Is It Like Ferulic Acid?
Yes and no.
Like ferulic acid, caffeic acid is classified as a hydroxycinnamic acid, a group of acids from a class of micronutrient antioxidant compounds known as polyphenols. (If this word sounds familiar, it’s probably from Welch’s Grape Juice advertising, as grape seed is a great source of polyphenols. Other sources of polyphenols include green tea, red wine, coffee, and chocolate.)
Some companies use ferulic acid for two purposes: first, as an antioxidant; and second, in order to stabilize L-ascorbic acid.

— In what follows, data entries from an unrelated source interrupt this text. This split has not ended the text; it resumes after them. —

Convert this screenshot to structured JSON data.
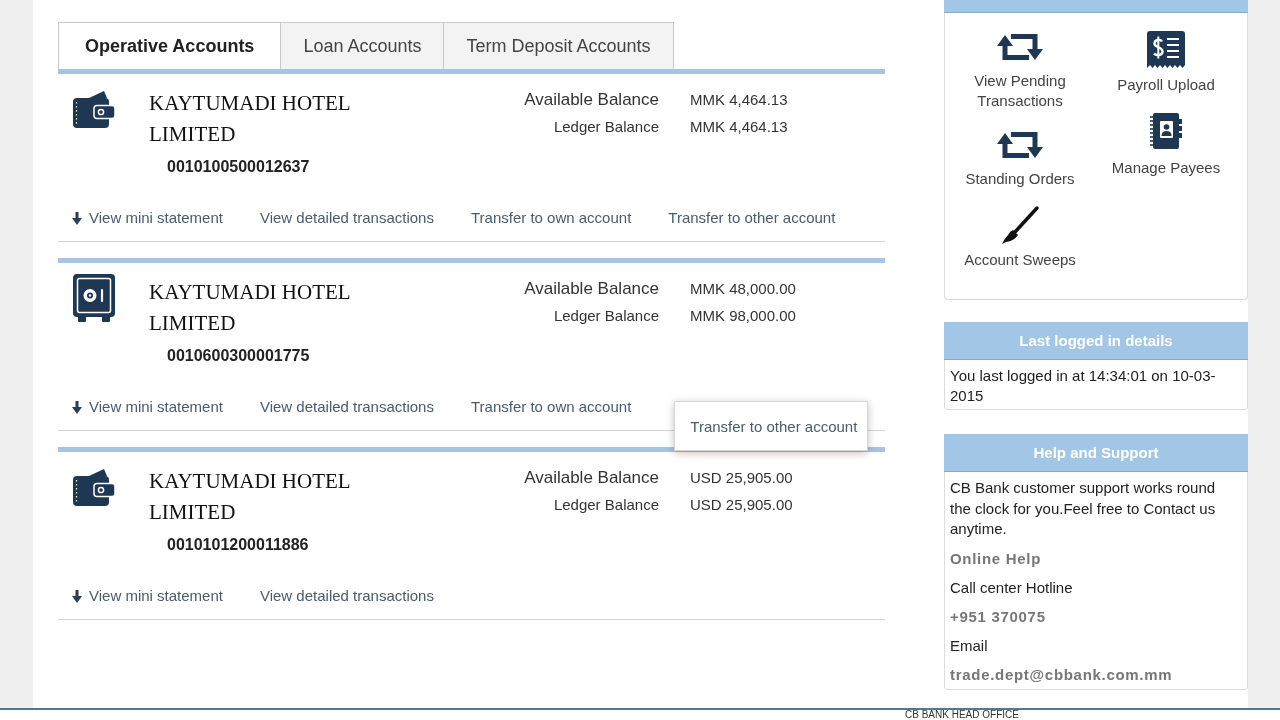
{
  "tabs": [
    {
      "label": "Operative Accounts",
      "selected": true
    },
    {
      "label": "Loan Accounts",
      "selected": false
    },
    {
      "label": "Term Deposit Accounts",
      "selected": false
    }
  ],
  "accounts": [
    {
      "kind": "wallet",
      "name": "KAYTUMADI HOTEL LIMITED",
      "number": "0010100500012637",
      "balances": [
        {
          "label": "Available Balance",
          "value": "MMK 4,464.13"
        },
        {
          "label": "Ledger Balance",
          "value": "MMK 4,464.13"
        }
      ],
      "links": [
        {
          "label": "View mini statement",
          "kind": "arrow",
          "hovered": false
        },
        {
          "label": "View detailed transactions",
          "kind": "plain",
          "hovered": false
        },
        {
          "label": "Transfer to own account",
          "kind": "plain",
          "hovered": false
        },
        {
          "label": "Transfer to other account",
          "kind": "plain",
          "hovered": false
        }
      ]
    },
    {
      "kind": "safe",
      "name": "KAYTUMADI HOTEL LIMITED",
      "number": "0010600300001775",
      "balances": [
        {
          "label": "Available Balance",
          "value": "MMK 48,000.00"
        },
        {
          "label": "Ledger Balance",
          "value": "MMK 98,000.00"
        }
      ],
      "links": [
        {
          "label": "View mini statement",
          "kind": "arrow",
          "hovered": false
        },
        {
          "label": "View detailed transactions",
          "kind": "plain",
          "hovered": false
        },
        {
          "label": "Transfer to own account",
          "kind": "plain",
          "hovered": false
        },
        {
          "label": "Transfer to other account",
          "kind": "plain",
          "hovered": true
        }
      ]
    },
    {
      "kind": "wallet",
      "name": "KAYTUMADI HOTEL LIMITED",
      "number": "0010101200011886",
      "balances": [
        {
          "label": "Available Balance",
          "value": "USD 25,905.00"
        },
        {
          "label": "Ledger Balance",
          "value": "USD 25,905.00"
        }
      ],
      "links": [
        {
          "label": "View mini statement",
          "kind": "arrow",
          "hovered": false
        },
        {
          "label": "View detailed transactions",
          "kind": "plain",
          "hovered": false
        }
      ]
    }
  ],
  "sidebar": {
    "quick_links": {
      "columns": [
        {
          "items": [
            {
              "label": "View Pending Transactions",
              "kind": "repeat"
            },
            {
              "label": "Standing Orders",
              "kind": "repeat"
            },
            {
              "label": "Account Sweeps",
              "kind": "brush"
            }
          ]
        },
        {
          "items": [
            {
              "label": "Payroll Upload",
              "kind": "receipt"
            },
            {
              "label": "Manage Payees",
              "kind": "book"
            }
          ]
        }
      ]
    },
    "last_login": {
      "title": "Last logged in details",
      "text": "You last logged in at 14:34:01 on 10-03-2015"
    },
    "help": {
      "title": "Help and Support",
      "text": "CB Bank customer support works round the clock for you.Feel free to Contact us anytime.",
      "lines": [
        {
          "text": "Online Help",
          "kind": "link"
        },
        {
          "text": "Call center Hotline",
          "kind": "label"
        },
        {
          "text": "+951 370075",
          "kind": "link"
        },
        {
          "text": "Email",
          "kind": "label"
        },
        {
          "text": "trade.dept@cbbank.com.mm",
          "kind": "link"
        }
      ]
    }
  },
  "footer": {
    "text": "CB BANK HEAD OFFICE"
  }
}
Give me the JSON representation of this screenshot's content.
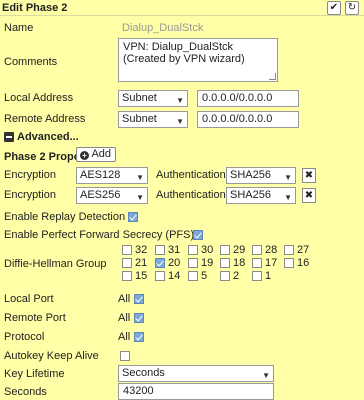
{
  "header": {
    "title": "Edit Phase 2",
    "ok_icon": "check-circle-icon",
    "revert_icon": "revert-icon"
  },
  "fields": {
    "name_label": "Name",
    "name_value": "Dialup_DualStck",
    "comments_label": "Comments",
    "comments_value": "VPN: Dialup_DualStck (Created by VPN wizard)",
    "local_label": "Local Address",
    "local_type": "Subnet",
    "local_value": "0.0.0.0/0.0.0.0",
    "remote_label": "Remote Address",
    "remote_type": "Subnet",
    "remote_value": "0.0.0.0/0.0.0.0",
    "advanced_label": "Advanced..."
  },
  "proposal": {
    "label": "Phase 2 Proposal",
    "add_label": "Add",
    "rows": [
      {
        "enc_label": "Encryption",
        "encryption": "AES128",
        "auth_label": "Authentication",
        "authentication": "SHA256"
      },
      {
        "enc_label": "Encryption",
        "encryption": "AES256",
        "auth_label": "Authentication",
        "authentication": "SHA256"
      }
    ]
  },
  "options": {
    "replay_label": "Enable Replay Detection",
    "replay_checked": true,
    "pfs_label": "Enable Perfect Forward Secrecy (PFS)",
    "pfs_checked": true,
    "dh_label": "Diffie-Hellman Group",
    "dh_groups": [
      {
        "num": "32",
        "checked": false
      },
      {
        "num": "31",
        "checked": false
      },
      {
        "num": "30",
        "checked": false
      },
      {
        "num": "29",
        "checked": false
      },
      {
        "num": "28",
        "checked": false
      },
      {
        "num": "27",
        "checked": false
      },
      {
        "num": "21",
        "checked": false
      },
      {
        "num": "20",
        "checked": true
      },
      {
        "num": "19",
        "checked": false
      },
      {
        "num": "18",
        "checked": false
      },
      {
        "num": "17",
        "checked": false
      },
      {
        "num": "16",
        "checked": false
      },
      {
        "num": "15",
        "checked": false
      },
      {
        "num": "14",
        "checked": false
      },
      {
        "num": "5",
        "checked": false
      },
      {
        "num": "2",
        "checked": false
      },
      {
        "num": "1",
        "checked": false
      }
    ],
    "local_port_label": "Local Port",
    "local_port_all": "All",
    "remote_port_label": "Remote Port",
    "remote_port_all": "All",
    "protocol_label": "Protocol",
    "protocol_all": "All",
    "autokey_label": "Autokey Keep Alive",
    "key_lifetime_label": "Key Lifetime",
    "key_lifetime_value": "Seconds",
    "seconds_label": "Seconds",
    "seconds_value": "43200"
  }
}
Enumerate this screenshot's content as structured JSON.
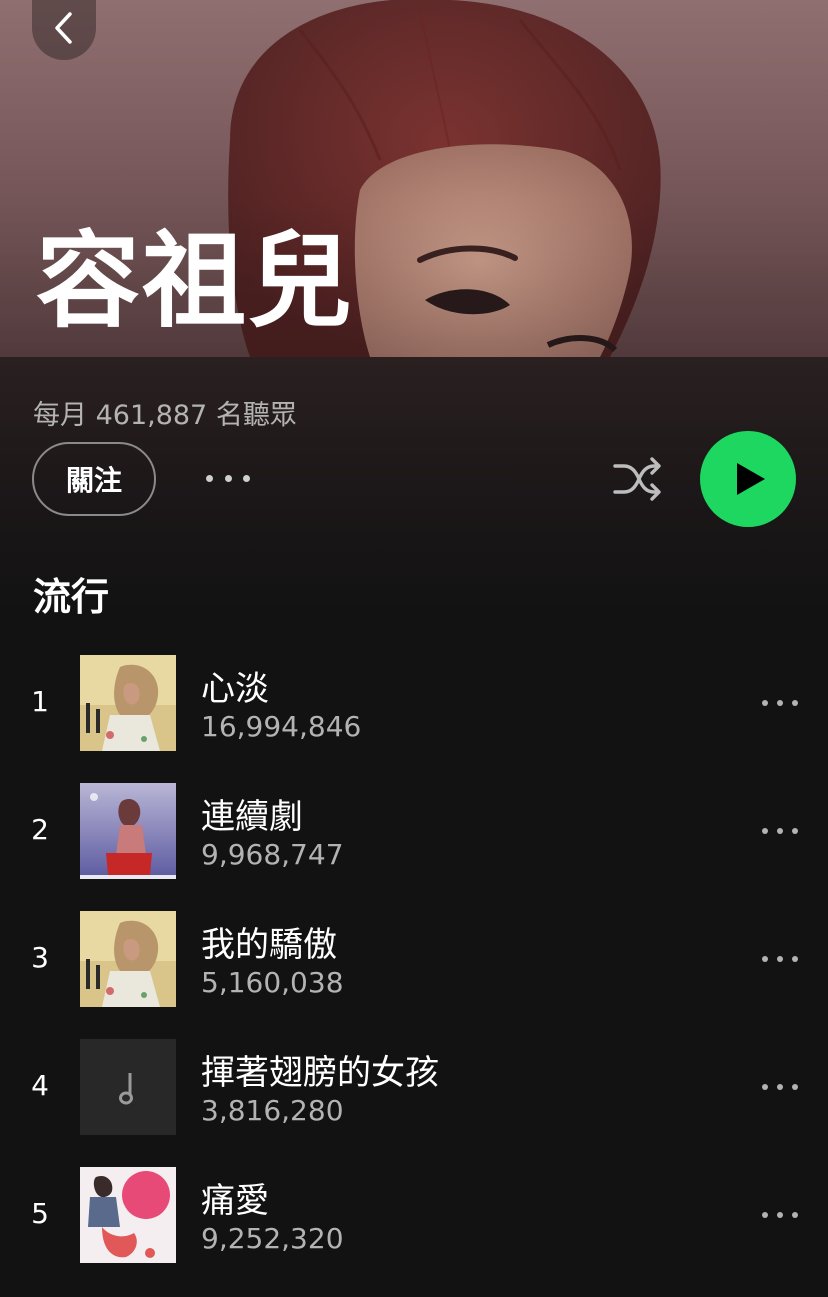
{
  "artist": {
    "name": "容祖兒",
    "monthly_listeners": "每月 461,887 名聽眾"
  },
  "actions": {
    "follow_label": "關注"
  },
  "section": {
    "title": "流行"
  },
  "tracks": [
    {
      "rank": "1",
      "title": "心淡",
      "plays": "16,994,846",
      "art": "album-cover-1"
    },
    {
      "rank": "2",
      "title": "連續劇",
      "plays": "9,968,747",
      "art": "album-cover-2"
    },
    {
      "rank": "3",
      "title": "我的驕傲",
      "plays": "5,160,038",
      "art": "album-cover-1"
    },
    {
      "rank": "4",
      "title": "揮著翅膀的女孩",
      "plays": "3,816,280",
      "art": "music-note-placeholder"
    },
    {
      "rank": "5",
      "title": "痛愛",
      "plays": "9,252,320",
      "art": "album-cover-3"
    }
  ],
  "colors": {
    "accent": "#1ed760",
    "background": "#121212",
    "secondary_text": "#b3b3b3"
  }
}
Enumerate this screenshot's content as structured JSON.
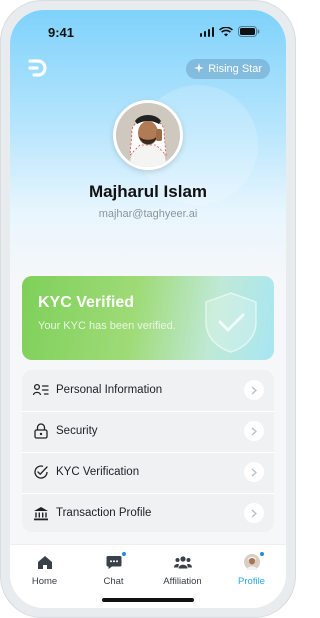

Our FutureDerm Vitamin CE Caffeic Silk Serum 16+2 uses caffeic acid instead, because caffeic acid has been shown to have higher antioxidant potential than ferulic acid (Journal of Agricultural and Food Chemistry, 1997; Cancer Research, 1988).
Also, our L-ascorbic acid is already stabilized: Unlike many other companies, FutureDerm uses microencapsulated L-ascorbic acid, which imparts greater stability to light and air (Journal of Microencapsulation, 2001; International Journal of Food Chemistry, 1991). Based on our testing, with regular use, FutureDerm Vitamin CE Caffeic Serum simply doesn’t need a stabilizing agent.
Where Does Caffeic Acid Come From?
Hundreds of plants naturally produce caffeic acid. As you might imagine from its “caffeinated” name, caffeic acid is found in coffee, but is also one of the major polyphenol sources in argan oil (American Journal of Food Technology, 1997). I’m really surprised other companies haven’t started to use it yet!
Is Caffeic Acid Safe?
The vast majority of studies show that caffeic acid is not only safe, but beneficial. A study from PNAS shows that caffeic acid can reduce levels of an inflammatory substance known as NF kappa B (NFkB) (PNAS, 1996) both in vitro (in cell culture) and in vivo (in the human body). Plant studies have also demonstrated caffeic acid to be a superior antioxidant, preventing 95% of oxidation-induced fungus formation (US ARS). Even the rather alarmist Environmental Working Group (EWG) ranks the risk level for caffeic acid as a 3/10, compared to ferulic acid’s 2/10. The reason for the difference? One study subjected rats to high doses of antioxidants, including the common skin care ingredient beta hydroxy acid (BHA) and caffeic acid (Carcinogenesis, 1997), and found that regular oral consumption of the antioxidants increased rats’ susceptibility to intestinal tumor development. Yet, this research does not apply to humans, as more recent studies suggest that bacteria exclusive to rats cause for rats to metabolize caffeic acid differently than humans do (Journal of Nutrition, 2003). This explains why rats can’t ingest high doses, but humans theoretically could. As such, with a strong safety profile and excellent antioxidant activity, I decided to definitely include caffeic acid in our FutureDerm Vitamin CE Caffeic Serum!
- Caffeic acid has been shown to have greater antioxidant capacity than ferulic acid.
- Unlike ferulic acid, caffeic acid is not able to stabilize vitamin C, which is probably why most companies choose to use ferulic acid instead. However, FutureDerm Vitamin CE Caffeic Serum contains already-stabilized, microencapsulated L-ascorbic acid. So we included caffeic acid as a potent antioxidant – not as a stabilizer!
- Caffeic acid is safe for human use, with no ill-effects of caffeic acid reported in humans. Instead, caffeic acid has been shown in in vitro and in vivo studies to have great antioxidant, anti-inflammatory, and anticarcinogenic potential.
What are your thoughts on caffeic acid? Let us know in Comments below!